Connecticut’s efforts to recruit and retain more educators of color are making progress thanks to a national program that’s now expanding to 14 school districts around Connecticut. PDK International’s Educators Rising program uses a grow your own teacher recruitment strategy, embedding education curriculum into high school classes and afterschool clubs, and 52 percent of current members are students of color.
During Connecticut’s first statewide Educators Rising Conference last week, Congresswoman Jahana Hayes said, “When I was National Teacher of the Year I attended an Educators Rising conference in Boston and thought, ‘This is the kind of program, mentors, and opportunities I wish I would have had.'”
Hayes joined U.S. Secretary of Education Miguel Cardona, Governor Ned Lamont, CCSU President Zulma Toro, Interim CSCU President Dr. Jane Gates, Acting Commissioner of Education Charlene Russell-Tucker, Education Committee Co-Chairs Sen. Douglas McCrory and Rep. Robert Sanchez, 2021 Teacher of the Year Rochelle Brown, and others in addressing high school students during the virtual event. Students also heard from panels of high school and college students and educators, and Educators Rising members had the chance to take part in performance-based competitive events in which aspiring educators demonstrate their knowledge, skills, and leadership in education.
“Your story is my story,” Hayes told the students. “I knew early on all that all I wanted to be was a teacher, and I just needed people to help me get there.”
CEA, which was a sponsor of the Educators Rising Conference, has long advocated for the state to take additional measures to attract and retain teachers of color.
In testimony on a bill on the subject that has since been voted out of the Education Committee, CEA Vice President Tom Nicholas said that CEA has recently received a grant to promote clubs and education courses for high school students interested in becoming educators.
“CEA supports innovative teacher preparation programs that attract more aspiring teachers of color into our public schools, particularly when they help aspiring teachers meet high standards of certification and address persistent institutional and financial barriers,” he said.
Deseriah Castillo, a New Britain High School graduate and Educators Rising participant, is now in her first year of college. (Connecticut first piloted Educators Rising in New Britain and is now expanding it to other districts.) “Ed Rising has given me the opportunity to give back to the elementary school I went to,” she said. “It’s helped guide me through the path of education and motivated me to become an educator in the district I came from.”

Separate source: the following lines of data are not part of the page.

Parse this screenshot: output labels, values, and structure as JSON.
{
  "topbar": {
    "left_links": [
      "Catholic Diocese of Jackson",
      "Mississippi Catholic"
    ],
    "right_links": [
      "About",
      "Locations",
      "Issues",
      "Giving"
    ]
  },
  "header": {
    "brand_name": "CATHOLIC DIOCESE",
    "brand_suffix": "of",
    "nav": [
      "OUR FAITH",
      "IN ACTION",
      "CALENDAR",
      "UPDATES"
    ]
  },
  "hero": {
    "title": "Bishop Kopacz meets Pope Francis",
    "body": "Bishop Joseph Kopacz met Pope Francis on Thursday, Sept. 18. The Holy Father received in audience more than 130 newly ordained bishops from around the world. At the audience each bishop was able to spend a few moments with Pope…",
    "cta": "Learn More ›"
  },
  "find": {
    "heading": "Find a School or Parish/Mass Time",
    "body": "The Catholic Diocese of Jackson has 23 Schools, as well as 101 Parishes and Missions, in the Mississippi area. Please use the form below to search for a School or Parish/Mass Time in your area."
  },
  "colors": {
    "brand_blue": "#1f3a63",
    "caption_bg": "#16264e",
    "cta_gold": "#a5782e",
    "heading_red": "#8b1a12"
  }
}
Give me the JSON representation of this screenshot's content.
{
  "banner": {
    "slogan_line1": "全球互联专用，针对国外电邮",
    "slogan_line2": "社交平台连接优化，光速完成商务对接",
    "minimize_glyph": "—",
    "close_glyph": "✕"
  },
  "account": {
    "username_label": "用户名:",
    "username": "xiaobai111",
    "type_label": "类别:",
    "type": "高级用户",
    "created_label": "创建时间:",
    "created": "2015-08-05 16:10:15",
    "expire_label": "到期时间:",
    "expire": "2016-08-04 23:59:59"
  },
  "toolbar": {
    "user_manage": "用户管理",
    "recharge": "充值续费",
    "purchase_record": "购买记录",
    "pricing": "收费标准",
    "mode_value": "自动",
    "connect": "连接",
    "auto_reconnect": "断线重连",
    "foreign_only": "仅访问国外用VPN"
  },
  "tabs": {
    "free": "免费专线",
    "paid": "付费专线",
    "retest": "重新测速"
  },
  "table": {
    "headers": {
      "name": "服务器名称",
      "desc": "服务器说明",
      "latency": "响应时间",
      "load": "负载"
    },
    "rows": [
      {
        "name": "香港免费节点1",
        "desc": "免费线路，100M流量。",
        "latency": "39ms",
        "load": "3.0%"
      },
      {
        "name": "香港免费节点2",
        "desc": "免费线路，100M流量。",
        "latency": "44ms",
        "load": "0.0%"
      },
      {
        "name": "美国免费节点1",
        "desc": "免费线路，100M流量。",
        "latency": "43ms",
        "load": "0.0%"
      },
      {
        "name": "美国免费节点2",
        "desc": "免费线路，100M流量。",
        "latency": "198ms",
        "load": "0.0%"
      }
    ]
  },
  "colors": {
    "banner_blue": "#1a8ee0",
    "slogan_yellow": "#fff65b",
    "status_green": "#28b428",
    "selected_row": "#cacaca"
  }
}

Castillo gave a speech at the National Educators Rising Conference in Dallas in 2019, in which she said that when she started high school she had her heart set on becoming a lawyer.

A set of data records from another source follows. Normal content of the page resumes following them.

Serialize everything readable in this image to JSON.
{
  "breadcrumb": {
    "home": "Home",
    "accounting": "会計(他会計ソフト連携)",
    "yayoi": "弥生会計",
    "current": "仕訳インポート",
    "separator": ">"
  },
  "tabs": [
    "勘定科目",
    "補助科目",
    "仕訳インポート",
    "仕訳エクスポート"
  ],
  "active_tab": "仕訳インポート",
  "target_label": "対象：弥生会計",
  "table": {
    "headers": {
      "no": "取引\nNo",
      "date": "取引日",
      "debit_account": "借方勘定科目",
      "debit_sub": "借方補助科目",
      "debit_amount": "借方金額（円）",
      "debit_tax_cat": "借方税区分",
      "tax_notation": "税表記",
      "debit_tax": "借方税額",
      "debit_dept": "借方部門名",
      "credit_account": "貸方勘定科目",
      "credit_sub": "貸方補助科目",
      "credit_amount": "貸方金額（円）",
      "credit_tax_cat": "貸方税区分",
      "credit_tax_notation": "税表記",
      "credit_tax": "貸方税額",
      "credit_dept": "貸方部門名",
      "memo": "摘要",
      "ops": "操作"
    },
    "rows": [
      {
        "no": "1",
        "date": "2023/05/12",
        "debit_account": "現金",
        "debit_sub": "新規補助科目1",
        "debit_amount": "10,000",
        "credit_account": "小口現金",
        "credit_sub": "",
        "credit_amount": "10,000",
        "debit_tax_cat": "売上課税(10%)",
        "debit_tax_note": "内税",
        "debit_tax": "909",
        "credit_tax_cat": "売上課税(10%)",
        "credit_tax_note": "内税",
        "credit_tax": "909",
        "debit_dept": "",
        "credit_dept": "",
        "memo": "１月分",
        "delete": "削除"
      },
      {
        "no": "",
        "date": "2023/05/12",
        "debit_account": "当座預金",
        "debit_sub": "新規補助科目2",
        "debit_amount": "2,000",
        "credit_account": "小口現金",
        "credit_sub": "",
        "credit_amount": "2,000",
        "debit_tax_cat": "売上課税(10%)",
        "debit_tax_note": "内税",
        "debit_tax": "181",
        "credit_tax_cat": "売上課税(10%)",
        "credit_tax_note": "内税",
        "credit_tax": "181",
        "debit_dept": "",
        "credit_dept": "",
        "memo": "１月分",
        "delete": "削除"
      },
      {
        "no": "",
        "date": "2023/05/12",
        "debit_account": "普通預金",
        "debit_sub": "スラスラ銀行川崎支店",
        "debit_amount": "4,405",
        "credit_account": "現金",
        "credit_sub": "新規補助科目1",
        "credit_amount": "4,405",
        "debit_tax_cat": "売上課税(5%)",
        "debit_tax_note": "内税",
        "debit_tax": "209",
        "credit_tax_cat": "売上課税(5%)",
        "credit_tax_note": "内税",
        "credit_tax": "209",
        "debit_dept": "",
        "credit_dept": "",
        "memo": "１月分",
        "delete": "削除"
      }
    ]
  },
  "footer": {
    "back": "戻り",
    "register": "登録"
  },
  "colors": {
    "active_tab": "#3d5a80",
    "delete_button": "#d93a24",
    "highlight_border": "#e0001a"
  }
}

“Growing up I never had a normal childhood or a loving household. My mother was a drug addict and my father was in the prison system,” Castillo said. “My great-grandmother was there for me, and school was my safe zone.”
An internship working with elementary students gave Castillo the inspiration to change career paths. “I saw myself in those students. I realized how far I’d come,” she said. “Many children in inner cities lead harder lives than those who don’t. They need teachers who can understand what they’re going through.”
CEA Educational Issues Specialist Michele O’Neill told the high school students that the CEA Aspiring Educators program can provide them with important opportunities when they reach college. “The aspiring educators program through CEA dovetails with what you’ve learned through Educators Rising,” she said.
“When you enter college, you want to keep gaining experience in and out of the classroom,” she continued. “I encourage you to join the CEA Aspiring Educators program at your college or university. You get to meet people from across the state, and it helps with gaining experience and connecting you with those people who can help you get a job when you graduate.”
New Britain high school students who are currently taking part in Educators Rising said that the program’s classes are the best part of their day.
“We get to help out in the preschool setting, and I always look forward to it,” one said. “The classes are helping me become a teacher and encouraging me to continue in the program.”
2021 Connecticut Teacher of the Year and Windsor kindergarten teacher Rochelle Brown gave the keynote address that concluded the conference.
“You must be the light that your students need, that the world needs,” she told the high school students. “Educators are responsible for lighting the beacon for students so they can light a beacon for others.”
She encouraged students to think about how they will one day plant seeds within each of their own students. “The secret is, the students who seem the most challenging and least receptive to your efforts may be those who need you the most.”
Brown concluded, “Once you are an educator, your role is not limited to the classroom or school building. We’re the people at the very heart of our communities, and we have the power to make them stronger.”